Then I was watching the pigeon.
Then the guy was watching me. Then he jumped out of the frame.
I smiled politely. Then I snapped away.
Hurley’s. Manhattan, New York and a little bit of GIMP.
Canon Rebel XSI/Sigma 17-70
Muesum of modern Art
New York, New York
A small crowd gathers to study Monet’s Water Lilies.
Canon Rebel XSI- Sigma 17-70
Overlooking Broadway from the Crowne Plaza Times Square hotel. Nice place! Even if the eggs are $9.00.
Coffee for breakfast.
Hanging out on Broadway at Times Square. Everything sizzled with energy. The smell of hotdogs permeated everything and there really was steam coming out of the sewers. Just like in the movies. Horns honked. taxis were a streak of canary yellow and the rain drizzled lightly. It was another world. Swarms of people hustled about- headphones attached, eyes making no contact- disappearing into the night.
The beauty of motion blur/long exposure. One of my many passions in photography.
Broadway in classic “Old Hollywood” black and white.
I was almost laying in the street for this one. I like wide angle shots, and prefer verticals over horizontals. I’ve been shooting verticals for years- and my eye is trained for this type of composition. I feel so vulnerable regarding horizontal composition, in comparison. I’m hoping to practice up in that area over the next year.
As seen from my hotel window at night, overlooking Broadway. I was sitting on the executive office desk Indian style, lens pressed to the glass- full panoramic view. I could see the people in the buildings across from me working out at their office gyms, after hours. I wonder if they could see me.
I was fascinated that behind all of the glitz and glamour of Broadway, this is what it boils down to. The viewers arrived (on Broadway) around the corner in limousines, draped in diamonds, but the stars came in through this humble stage door, accompanied by the grimiest dumpster I had ever seen.
Museum of Modern Art
New York, New York
When I walked into the room, it was as if this guy had been waiting for me.
I immediately sunk to my knees and hunkered down to the floor as low as I could go, loweing the exposure so I could get a good silhouette.
I thought it called for a vintage texture (it’s actually about 7 textures combined) and lots and lots of GIMP. I titled the print “Therapy” and sold a matted canvas to a mystery buyer at Redbubble.com for $175.00.

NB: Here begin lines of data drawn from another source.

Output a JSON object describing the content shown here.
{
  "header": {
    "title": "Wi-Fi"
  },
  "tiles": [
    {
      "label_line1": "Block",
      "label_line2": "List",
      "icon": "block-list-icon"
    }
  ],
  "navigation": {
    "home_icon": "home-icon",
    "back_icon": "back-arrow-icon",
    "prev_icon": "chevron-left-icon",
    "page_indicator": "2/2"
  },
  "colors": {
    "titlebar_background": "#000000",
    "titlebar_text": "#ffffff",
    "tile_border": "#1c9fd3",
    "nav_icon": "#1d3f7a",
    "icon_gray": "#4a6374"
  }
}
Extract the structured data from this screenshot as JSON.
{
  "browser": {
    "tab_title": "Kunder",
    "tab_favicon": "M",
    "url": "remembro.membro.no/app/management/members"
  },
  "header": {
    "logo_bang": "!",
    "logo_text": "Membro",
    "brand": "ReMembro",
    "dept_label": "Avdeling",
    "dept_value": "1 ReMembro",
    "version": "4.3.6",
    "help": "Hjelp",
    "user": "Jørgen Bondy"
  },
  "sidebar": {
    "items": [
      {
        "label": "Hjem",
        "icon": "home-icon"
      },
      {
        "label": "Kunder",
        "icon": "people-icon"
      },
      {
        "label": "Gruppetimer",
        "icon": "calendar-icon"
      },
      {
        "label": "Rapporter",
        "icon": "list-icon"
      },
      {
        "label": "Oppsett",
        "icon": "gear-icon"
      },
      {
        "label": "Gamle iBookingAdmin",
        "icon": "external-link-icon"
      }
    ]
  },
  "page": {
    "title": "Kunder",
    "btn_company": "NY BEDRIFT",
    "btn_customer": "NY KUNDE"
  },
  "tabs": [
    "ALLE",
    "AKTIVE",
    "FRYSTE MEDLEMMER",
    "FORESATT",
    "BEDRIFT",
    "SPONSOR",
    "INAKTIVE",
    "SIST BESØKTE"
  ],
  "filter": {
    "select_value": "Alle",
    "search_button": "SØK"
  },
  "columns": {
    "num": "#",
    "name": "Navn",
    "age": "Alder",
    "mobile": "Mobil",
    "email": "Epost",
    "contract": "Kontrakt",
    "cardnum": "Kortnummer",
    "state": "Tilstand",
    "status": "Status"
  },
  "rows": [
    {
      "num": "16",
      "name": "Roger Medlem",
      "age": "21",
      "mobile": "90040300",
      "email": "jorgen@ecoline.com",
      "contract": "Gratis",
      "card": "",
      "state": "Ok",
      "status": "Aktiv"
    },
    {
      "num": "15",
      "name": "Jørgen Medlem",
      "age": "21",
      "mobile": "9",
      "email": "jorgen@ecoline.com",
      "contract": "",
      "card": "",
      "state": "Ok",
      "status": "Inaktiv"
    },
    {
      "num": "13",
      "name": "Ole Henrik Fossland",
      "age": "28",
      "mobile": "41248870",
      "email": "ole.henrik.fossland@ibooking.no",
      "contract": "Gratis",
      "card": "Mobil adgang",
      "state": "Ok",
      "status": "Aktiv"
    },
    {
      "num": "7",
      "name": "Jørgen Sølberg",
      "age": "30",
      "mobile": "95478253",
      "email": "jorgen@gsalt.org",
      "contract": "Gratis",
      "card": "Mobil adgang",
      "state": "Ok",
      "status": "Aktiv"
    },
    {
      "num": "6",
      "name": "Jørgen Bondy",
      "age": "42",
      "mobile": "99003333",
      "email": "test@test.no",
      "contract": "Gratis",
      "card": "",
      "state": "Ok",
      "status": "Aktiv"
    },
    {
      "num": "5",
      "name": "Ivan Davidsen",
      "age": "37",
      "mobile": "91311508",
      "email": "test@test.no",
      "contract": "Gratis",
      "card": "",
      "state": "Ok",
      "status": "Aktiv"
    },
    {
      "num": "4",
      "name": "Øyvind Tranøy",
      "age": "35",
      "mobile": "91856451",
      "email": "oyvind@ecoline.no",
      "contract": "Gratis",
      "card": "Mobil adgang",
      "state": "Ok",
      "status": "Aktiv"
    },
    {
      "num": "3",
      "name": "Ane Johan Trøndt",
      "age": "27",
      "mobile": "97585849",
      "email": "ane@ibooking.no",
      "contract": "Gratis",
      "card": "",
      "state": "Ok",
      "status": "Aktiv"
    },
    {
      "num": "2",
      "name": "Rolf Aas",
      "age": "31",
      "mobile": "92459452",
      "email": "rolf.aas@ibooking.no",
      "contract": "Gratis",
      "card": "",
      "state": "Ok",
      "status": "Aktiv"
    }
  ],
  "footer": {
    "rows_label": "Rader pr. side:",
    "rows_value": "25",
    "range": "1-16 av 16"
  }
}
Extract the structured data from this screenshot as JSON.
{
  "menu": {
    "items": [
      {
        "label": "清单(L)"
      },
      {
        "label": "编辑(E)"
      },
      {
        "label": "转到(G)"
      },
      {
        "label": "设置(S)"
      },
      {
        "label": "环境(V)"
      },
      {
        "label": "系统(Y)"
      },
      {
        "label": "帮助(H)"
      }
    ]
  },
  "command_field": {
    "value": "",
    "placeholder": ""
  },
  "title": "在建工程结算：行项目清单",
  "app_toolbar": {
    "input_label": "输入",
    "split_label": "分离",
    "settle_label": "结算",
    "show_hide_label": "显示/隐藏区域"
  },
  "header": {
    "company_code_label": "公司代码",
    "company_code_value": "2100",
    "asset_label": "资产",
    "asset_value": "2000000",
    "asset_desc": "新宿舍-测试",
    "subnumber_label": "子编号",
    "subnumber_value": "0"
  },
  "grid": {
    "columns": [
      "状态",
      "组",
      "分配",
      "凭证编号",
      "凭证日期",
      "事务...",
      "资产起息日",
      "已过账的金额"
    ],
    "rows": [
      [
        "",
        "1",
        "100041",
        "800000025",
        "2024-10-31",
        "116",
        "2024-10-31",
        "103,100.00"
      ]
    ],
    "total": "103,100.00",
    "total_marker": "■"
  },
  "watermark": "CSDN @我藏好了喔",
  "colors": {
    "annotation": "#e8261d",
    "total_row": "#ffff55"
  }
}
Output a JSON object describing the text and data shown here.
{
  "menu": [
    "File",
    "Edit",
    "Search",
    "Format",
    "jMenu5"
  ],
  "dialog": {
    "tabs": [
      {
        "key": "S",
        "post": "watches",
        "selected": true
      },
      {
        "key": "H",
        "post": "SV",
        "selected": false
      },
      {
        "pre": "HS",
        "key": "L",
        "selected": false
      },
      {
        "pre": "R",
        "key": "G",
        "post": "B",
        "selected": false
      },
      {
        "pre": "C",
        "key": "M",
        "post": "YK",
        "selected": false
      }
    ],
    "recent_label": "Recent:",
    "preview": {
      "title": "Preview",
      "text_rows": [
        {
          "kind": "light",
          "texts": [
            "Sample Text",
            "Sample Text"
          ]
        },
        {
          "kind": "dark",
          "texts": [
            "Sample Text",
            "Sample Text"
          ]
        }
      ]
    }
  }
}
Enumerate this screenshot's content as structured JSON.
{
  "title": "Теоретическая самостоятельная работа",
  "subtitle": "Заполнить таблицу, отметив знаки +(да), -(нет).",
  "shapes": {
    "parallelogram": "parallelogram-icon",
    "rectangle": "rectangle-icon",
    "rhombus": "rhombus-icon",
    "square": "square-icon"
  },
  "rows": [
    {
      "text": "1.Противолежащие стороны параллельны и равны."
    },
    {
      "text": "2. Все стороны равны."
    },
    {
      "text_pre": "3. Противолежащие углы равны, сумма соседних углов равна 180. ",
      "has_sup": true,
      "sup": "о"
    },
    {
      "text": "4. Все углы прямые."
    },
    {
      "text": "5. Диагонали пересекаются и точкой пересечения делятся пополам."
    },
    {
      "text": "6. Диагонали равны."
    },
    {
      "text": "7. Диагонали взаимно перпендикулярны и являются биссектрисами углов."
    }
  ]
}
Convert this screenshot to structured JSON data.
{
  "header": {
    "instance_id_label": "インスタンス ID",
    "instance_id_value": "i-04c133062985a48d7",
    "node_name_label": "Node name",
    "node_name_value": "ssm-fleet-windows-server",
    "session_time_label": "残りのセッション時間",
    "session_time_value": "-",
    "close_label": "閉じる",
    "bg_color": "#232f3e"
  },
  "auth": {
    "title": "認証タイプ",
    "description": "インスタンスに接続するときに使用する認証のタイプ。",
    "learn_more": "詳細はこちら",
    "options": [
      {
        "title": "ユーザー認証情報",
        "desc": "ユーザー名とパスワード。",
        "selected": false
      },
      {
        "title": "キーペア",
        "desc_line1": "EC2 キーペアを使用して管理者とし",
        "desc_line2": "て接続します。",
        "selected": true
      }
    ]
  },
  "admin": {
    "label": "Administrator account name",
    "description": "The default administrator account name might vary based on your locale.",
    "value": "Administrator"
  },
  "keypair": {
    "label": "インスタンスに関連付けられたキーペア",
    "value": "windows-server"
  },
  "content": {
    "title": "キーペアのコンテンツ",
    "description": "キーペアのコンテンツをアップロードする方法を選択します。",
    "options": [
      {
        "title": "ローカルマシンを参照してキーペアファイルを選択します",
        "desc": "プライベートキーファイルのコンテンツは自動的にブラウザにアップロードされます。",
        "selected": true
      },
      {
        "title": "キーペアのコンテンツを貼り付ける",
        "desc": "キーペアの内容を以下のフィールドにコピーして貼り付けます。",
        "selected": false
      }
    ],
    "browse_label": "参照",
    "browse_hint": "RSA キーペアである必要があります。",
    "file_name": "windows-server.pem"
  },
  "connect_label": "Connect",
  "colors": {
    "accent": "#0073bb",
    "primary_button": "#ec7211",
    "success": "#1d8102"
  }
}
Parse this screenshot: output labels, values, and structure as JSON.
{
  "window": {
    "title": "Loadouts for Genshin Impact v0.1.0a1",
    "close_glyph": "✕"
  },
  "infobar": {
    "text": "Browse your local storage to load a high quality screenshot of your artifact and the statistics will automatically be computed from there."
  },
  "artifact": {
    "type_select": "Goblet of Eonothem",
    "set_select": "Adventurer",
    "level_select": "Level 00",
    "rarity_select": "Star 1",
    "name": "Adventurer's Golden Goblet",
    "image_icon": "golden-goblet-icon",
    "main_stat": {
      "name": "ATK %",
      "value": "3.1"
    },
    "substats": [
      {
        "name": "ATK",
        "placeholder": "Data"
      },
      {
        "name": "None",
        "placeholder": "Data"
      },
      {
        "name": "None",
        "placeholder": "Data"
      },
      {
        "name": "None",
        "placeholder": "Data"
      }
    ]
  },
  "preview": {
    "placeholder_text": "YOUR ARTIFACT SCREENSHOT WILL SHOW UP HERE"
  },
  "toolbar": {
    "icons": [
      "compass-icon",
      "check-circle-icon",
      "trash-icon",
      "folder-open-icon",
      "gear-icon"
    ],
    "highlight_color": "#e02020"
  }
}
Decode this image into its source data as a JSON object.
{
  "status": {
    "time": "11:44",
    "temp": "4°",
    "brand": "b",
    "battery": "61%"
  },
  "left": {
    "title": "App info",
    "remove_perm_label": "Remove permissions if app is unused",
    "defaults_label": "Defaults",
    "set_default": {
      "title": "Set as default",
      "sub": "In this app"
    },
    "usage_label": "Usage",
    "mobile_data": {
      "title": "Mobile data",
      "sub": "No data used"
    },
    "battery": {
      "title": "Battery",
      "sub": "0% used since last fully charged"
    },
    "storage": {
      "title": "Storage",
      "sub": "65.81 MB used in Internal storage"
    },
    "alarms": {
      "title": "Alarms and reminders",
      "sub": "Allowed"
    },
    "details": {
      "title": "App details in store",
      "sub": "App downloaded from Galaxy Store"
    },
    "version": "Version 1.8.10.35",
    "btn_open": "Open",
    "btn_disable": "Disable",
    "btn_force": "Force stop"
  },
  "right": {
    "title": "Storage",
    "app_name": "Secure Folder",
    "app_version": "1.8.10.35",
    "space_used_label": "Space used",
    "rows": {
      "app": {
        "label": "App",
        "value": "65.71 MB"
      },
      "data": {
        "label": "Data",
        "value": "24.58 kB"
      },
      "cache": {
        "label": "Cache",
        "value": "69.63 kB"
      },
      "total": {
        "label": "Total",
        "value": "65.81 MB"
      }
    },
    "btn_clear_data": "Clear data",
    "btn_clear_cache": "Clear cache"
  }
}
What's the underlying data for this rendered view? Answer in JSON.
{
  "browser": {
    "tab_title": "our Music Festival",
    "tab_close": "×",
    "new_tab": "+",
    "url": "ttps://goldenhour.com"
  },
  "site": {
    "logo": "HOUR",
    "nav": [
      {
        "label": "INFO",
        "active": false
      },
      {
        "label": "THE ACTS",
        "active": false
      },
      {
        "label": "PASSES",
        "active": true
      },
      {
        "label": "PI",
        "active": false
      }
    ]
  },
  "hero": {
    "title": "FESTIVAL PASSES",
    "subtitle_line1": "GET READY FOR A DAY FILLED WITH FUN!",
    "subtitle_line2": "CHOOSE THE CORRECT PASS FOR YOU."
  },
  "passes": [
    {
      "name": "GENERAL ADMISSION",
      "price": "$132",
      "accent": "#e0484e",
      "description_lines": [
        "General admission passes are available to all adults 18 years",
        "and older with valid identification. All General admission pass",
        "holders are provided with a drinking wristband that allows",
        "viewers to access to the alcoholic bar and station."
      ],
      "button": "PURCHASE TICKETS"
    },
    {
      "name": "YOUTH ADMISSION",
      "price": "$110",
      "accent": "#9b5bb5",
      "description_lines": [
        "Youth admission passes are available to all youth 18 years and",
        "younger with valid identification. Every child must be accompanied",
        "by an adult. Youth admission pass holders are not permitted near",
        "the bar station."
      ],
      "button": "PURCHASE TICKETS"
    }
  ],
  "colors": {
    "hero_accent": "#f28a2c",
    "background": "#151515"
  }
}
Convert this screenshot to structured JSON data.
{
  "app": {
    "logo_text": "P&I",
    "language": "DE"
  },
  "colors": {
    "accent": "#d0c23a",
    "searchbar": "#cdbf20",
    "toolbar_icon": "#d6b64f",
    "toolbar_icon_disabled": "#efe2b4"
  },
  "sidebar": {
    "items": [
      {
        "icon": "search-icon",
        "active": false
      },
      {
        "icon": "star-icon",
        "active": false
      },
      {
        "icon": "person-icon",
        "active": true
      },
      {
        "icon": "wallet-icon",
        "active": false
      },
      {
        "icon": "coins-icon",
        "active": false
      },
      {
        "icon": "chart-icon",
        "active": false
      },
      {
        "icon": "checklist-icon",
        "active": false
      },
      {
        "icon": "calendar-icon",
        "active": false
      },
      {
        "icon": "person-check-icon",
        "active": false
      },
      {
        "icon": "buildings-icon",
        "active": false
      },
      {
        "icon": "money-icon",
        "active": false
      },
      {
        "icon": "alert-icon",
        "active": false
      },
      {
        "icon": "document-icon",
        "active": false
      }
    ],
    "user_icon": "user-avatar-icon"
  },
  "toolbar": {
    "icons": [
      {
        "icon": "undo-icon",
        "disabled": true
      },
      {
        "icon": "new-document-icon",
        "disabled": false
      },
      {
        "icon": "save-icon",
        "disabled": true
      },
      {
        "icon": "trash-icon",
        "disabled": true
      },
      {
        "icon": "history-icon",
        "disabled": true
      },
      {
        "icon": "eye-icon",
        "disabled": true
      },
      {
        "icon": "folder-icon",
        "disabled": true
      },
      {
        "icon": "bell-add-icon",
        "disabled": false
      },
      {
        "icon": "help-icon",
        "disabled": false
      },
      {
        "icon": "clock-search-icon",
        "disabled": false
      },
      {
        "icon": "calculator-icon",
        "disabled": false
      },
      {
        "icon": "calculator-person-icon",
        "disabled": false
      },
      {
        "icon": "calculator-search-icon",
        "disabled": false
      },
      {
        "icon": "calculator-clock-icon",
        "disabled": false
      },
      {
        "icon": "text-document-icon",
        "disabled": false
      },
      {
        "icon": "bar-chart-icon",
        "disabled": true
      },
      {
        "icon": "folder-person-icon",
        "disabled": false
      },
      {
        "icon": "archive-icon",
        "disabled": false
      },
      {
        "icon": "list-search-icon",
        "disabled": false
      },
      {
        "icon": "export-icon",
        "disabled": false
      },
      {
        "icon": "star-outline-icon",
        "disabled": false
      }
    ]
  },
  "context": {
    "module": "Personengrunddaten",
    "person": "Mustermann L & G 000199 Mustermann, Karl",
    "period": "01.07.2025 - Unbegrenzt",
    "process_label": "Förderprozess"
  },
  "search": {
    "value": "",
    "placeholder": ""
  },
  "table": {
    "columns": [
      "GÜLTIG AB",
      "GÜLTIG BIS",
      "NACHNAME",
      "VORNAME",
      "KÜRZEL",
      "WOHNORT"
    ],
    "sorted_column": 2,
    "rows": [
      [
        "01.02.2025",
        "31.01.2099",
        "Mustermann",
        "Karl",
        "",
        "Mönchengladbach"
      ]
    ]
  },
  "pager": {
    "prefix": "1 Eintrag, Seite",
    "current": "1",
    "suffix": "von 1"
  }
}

That put a smile on my face.
Museum of Modern Art. I was in the hallway and saw this guy walking up the stairs. It called for a diagonal composition. (Makes me think of Escher, one of my favourite artsits, second to Van Gogh only.)
New York just wouldn’t be the same without its generous splash of fire escapes throughout the city.
But I digress.
Here are a few shots from my walk-around on New Years Eve. The shadows told me it was the right time to go out and shoot.
Film noir/B&W-shadows- it’s where I live.
The streets were completely abandoned on New Year’s Eve. I loved it.
My mother and I rung in the New Year alone in her apartment. She was tucked into her comfy chair and I read to her for an hour out of my book: Anthology of American Poets. (Poe, Dickenson, Longfellow, Frost, and about twelve others.) It was so old fashioned and simple. I took this shot of her two cats in the early afternoon on New Year’s Day. Both cats are black and white. So, this is a black and white shot in black and white of two black and white cats:
My mother’s lamp.
There’s almost nothing more beautiful to me than film grain with a dash of gaussian blur.
In black and white, of course. Heavy on the black.
Canon G3/natural lighting/manual exposure